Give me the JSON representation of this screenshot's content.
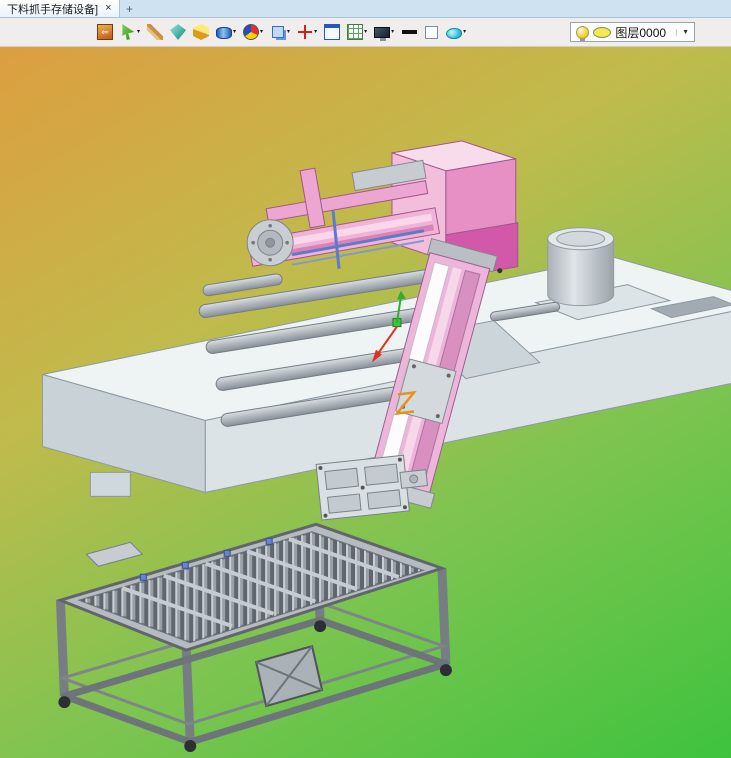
{
  "window": {
    "tab": {
      "title": "下料抓手存储设备]",
      "close_glyph": "×",
      "new_tab_glyph": "+"
    },
    "toolbar": {
      "dropdown_glyph": "▾",
      "icons": [
        {
          "name": "exit-icon",
          "dropdown": false
        },
        {
          "name": "select-arrow-icon",
          "dropdown": true
        },
        {
          "name": "sketch-pencil-icon",
          "dropdown": false
        },
        {
          "name": "part-gem-icon",
          "dropdown": false
        },
        {
          "name": "solid-cube-icon",
          "dropdown": false
        },
        {
          "name": "feature-cylinder-icon",
          "dropdown": true
        },
        {
          "name": "color-wheel-icon",
          "dropdown": true
        },
        {
          "name": "copy-paste-icon",
          "dropdown": true
        },
        {
          "name": "move-axis-icon",
          "dropdown": true
        },
        {
          "name": "view-window-icon",
          "dropdown": false
        },
        {
          "name": "grid-table-icon",
          "dropdown": true
        },
        {
          "name": "display-monitor-icon",
          "dropdown": true
        },
        {
          "name": "line-width-icon",
          "dropdown": false
        },
        {
          "name": "blank-swatch-icon",
          "dropdown": false
        },
        {
          "name": "surface-blob-icon",
          "dropdown": true
        }
      ],
      "layer_selector": {
        "label": "图层0000",
        "swatch_color": "#f2ea4e",
        "dropdown_glyph": "▼"
      }
    }
  },
  "viewport": {
    "background": {
      "top_left": "#dd9e40",
      "mid": "#c0bb4c",
      "lower_mid": "#7ec450",
      "bottom": "#3ec33e"
    }
  }
}
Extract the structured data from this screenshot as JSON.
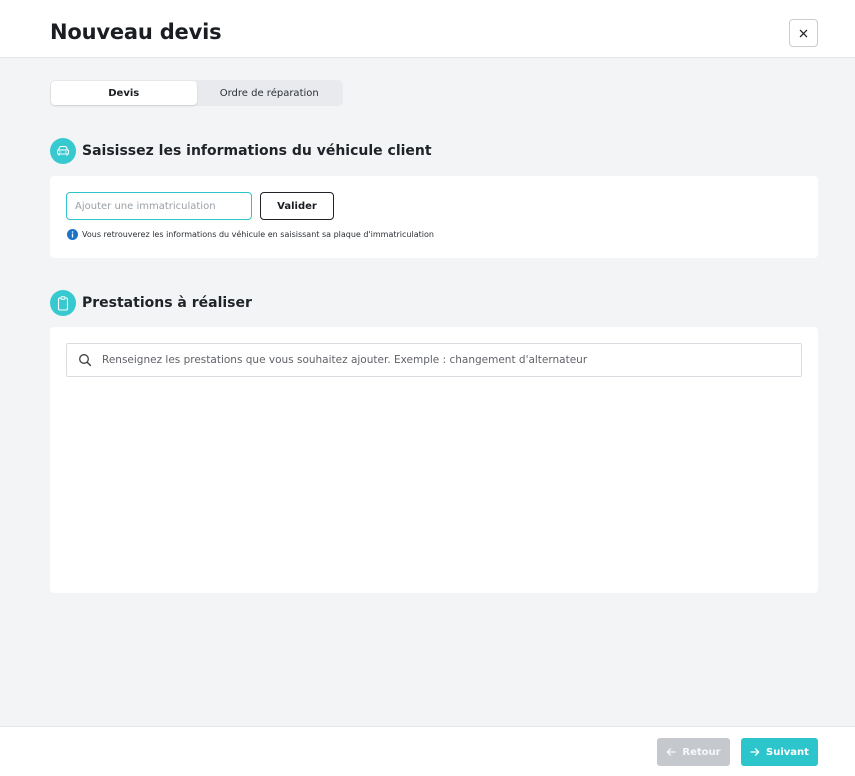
{
  "header": {
    "title": "Nouveau devis",
    "close_icon": "close-icon"
  },
  "tabs": [
    {
      "label": "Devis",
      "active": true
    },
    {
      "label": "Ordre de réparation",
      "active": false
    }
  ],
  "vehicle_section": {
    "icon": "car-icon",
    "title": "Saisissez les informations du véhicule client",
    "plate_input": {
      "value": "",
      "placeholder": "Ajouter une immatriculation"
    },
    "validate_label": "Valider",
    "hint_icon": "info-icon",
    "hint": "Vous retrouverez les informations du véhicule en saisissant sa plaque d'immatriculation"
  },
  "services_section": {
    "icon": "clipboard-icon",
    "title": "Prestations à réaliser",
    "search": {
      "value": "",
      "placeholder": "Renseignez les prestations que vous souhaitez ajouter. Exemple : changement d'alternateur"
    }
  },
  "footer": {
    "back_label": "Retour",
    "back_enabled": false,
    "next_label": "Suivant"
  },
  "colors": {
    "accent": "#2cc5cc",
    "accent_light": "#36c9cf",
    "info_blue": "#1a73c9",
    "disabled": "#c5c9ce"
  }
}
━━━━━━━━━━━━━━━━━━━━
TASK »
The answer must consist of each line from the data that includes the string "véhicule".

EXERCISE RESPONSE »
    "title": "Saisissez les informations du véhicule client",
    "hint": "Vous retrouverez les informations du véhicule en saisissant sa plaque d'immatriculation"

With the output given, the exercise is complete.